My personal feelings are irrelevant when I step behind any pulpit and become responsible for preaching God’s Word. I will not lean to my own imperfect understanding when it comes to God’s sovereignty, His mercy, and His grace. The question most prevalent in my mind is why He loves me, a poor sinner, as much as He obviously does. If I happen to become angry with you, your political party, or your attitude, I pray that I can be angry and yet not sin in, by, and through my anger (Ephesians 4:26). My own heart and the beam in my own eye (Luke 6:42) should concern me much more than the actions of any president, god, or government. Is God in control or is He not? In whom do I really place my trust (Psalm 27:1, Psalm 56:11, Psalm 118:6, and Hebrews 13:6)? God has not called anyone to preach fear. How does preaching divisiveness edify us (Ephesians 4:29)?

Genuine disciples of Jesus Christ do not particularly care what the media reports today. Unlike Oprah Winfrey, our faith is not in mankind. Our hope is built on something infinitely more reliable than politics. “For we walk by faith, not by sight.” (2 Corinthians 5:7)

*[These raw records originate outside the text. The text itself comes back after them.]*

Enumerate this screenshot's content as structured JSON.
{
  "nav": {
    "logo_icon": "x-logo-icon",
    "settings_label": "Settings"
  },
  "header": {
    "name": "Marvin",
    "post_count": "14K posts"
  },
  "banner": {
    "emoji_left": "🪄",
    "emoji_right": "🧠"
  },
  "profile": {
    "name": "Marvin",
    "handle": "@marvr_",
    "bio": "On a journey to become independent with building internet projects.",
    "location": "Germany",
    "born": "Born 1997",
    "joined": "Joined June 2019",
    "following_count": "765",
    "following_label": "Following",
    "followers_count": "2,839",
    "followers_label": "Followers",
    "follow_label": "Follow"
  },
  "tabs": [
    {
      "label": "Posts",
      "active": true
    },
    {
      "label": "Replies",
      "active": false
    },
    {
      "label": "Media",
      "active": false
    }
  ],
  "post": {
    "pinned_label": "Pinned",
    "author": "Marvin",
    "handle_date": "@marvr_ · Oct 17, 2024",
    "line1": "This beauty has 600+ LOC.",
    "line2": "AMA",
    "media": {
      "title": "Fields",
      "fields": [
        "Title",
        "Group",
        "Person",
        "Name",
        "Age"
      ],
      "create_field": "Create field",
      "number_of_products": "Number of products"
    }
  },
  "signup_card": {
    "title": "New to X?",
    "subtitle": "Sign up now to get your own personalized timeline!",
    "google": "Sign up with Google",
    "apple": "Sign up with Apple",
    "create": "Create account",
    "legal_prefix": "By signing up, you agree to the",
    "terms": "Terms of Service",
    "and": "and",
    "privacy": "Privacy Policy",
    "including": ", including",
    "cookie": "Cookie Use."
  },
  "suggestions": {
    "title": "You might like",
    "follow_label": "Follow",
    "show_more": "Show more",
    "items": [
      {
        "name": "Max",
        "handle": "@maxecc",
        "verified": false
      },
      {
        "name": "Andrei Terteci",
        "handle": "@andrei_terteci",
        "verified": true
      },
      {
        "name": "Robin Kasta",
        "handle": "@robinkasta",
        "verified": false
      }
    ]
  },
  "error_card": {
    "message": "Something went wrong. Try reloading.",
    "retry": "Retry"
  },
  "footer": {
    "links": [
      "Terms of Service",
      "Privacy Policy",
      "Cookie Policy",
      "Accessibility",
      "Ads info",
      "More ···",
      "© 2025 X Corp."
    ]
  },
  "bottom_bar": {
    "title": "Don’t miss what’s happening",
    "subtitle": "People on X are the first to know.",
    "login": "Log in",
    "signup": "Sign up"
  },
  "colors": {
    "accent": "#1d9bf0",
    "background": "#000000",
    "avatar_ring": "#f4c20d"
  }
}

© 2013 Brian L Hunter


  1. On the other hand, preaching to satisfy itching ears (2 Timothy 4:15) might help one fleece the flock or raise more substantial offerings and campaign funds. God forbid. Lord God Almighty, please be a shield round about us always in Jesus' holy name. Amen.

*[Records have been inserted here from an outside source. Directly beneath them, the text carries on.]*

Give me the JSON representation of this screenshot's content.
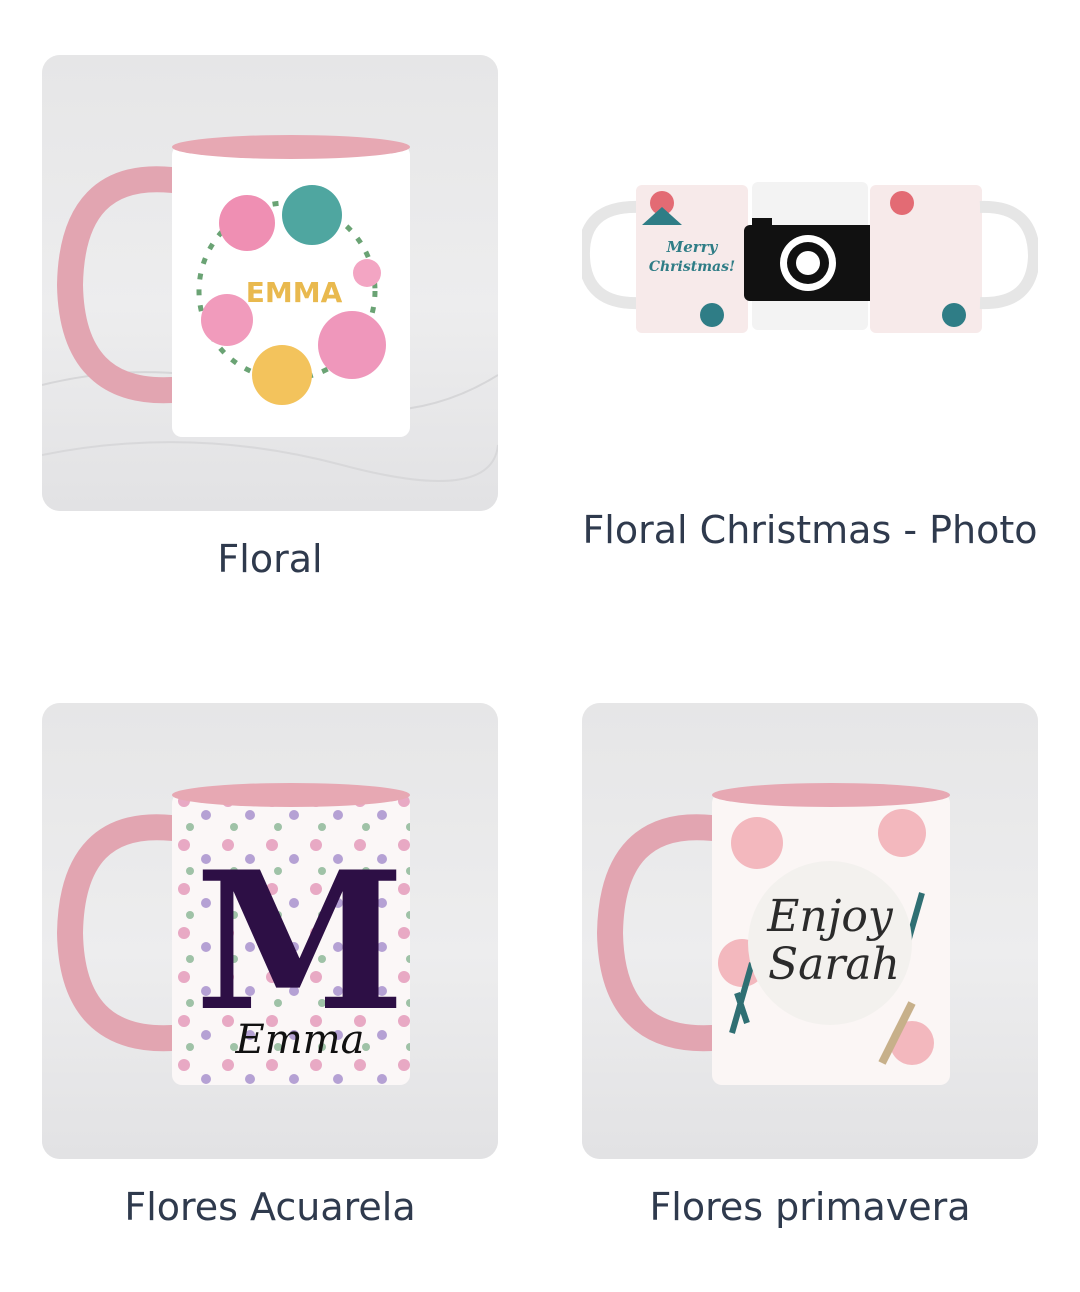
{
  "products": [
    {
      "title": "Floral",
      "mug_text": "EMMA"
    },
    {
      "title": "Floral Christmas - Photo",
      "mug_text_line1": "Merry",
      "mug_text_line2": "Christmas!"
    },
    {
      "title": "Flores Acuarela",
      "mug_letter": "M",
      "mug_text": "Emma"
    },
    {
      "title": "Flores primavera",
      "mug_text_line1": "Enjoy",
      "mug_text_line2": "Sarah"
    }
  ],
  "colors": {
    "title_text": "#2f3a4d",
    "mug_pink": "#e3a7b2",
    "card_bg": "#e9e9ea"
  }
}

  2. During His earthly ministry, did Jesus shun or preach against publicans, tax collectors, prostitutes, lepers, or anyone else except the self-righteous religious leaders of the day? Who does God consider to be undesirable and beyond the reach of His sovereign grace?